* [TASK TO CARRY OUT] Please filter the listing below and copy out the lines that hold "chvíľočku".

* [AVAILABLE RECORDS]
BEGIN

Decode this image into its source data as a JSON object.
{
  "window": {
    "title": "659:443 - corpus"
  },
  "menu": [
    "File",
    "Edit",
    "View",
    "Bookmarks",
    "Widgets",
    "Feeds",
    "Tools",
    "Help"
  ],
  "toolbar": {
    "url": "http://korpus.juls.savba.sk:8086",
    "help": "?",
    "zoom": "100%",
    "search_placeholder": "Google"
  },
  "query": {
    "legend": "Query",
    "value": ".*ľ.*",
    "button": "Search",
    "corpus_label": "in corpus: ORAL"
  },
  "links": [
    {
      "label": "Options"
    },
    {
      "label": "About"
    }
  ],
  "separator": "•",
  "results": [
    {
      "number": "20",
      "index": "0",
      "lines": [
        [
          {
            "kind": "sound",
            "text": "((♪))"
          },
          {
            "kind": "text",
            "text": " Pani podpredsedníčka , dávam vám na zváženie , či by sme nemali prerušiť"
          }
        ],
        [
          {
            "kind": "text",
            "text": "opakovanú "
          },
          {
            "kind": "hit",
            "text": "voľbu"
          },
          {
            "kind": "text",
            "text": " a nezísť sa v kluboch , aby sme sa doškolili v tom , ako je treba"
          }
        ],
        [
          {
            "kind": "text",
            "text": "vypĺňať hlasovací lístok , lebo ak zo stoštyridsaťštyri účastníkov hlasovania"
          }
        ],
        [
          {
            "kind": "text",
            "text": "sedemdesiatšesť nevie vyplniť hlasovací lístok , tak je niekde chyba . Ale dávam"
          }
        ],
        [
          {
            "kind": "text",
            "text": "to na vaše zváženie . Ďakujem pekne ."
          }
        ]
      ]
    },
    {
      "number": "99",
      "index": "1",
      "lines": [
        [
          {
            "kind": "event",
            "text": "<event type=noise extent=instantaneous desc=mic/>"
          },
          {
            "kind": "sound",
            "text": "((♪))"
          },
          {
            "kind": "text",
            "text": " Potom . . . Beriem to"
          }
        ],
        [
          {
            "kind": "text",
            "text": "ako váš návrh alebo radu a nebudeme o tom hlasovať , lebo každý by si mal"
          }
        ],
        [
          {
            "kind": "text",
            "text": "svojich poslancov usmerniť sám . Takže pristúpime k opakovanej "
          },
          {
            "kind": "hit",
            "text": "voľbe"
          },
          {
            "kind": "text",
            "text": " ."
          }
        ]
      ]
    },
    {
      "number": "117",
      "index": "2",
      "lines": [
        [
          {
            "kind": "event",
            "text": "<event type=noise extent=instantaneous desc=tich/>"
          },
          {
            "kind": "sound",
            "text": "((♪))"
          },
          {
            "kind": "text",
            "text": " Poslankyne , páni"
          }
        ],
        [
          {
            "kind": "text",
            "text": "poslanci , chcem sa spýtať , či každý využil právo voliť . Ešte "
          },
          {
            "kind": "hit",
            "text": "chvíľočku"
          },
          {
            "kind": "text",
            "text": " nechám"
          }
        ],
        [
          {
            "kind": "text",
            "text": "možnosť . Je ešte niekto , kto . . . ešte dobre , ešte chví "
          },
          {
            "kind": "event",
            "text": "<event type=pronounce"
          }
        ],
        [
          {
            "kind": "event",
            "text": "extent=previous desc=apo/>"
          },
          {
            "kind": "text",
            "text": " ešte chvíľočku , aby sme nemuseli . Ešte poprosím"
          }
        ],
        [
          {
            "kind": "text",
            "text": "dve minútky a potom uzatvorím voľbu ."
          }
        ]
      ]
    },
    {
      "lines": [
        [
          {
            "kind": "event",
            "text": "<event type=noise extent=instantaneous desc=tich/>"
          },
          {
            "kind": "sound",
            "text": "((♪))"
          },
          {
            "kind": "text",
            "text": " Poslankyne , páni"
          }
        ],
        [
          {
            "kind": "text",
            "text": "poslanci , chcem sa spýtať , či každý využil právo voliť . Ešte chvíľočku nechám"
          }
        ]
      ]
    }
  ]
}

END

* [SOLVED PROBLEM]
            "text": "chvíľočku"
            "text": " ešte chvíľočku , aby sme nemuseli . Ešte poprosím"
            "text": "poslanci , chcem sa spýtať , či každý využil právo voliť . Ešte chvíľočku nechám"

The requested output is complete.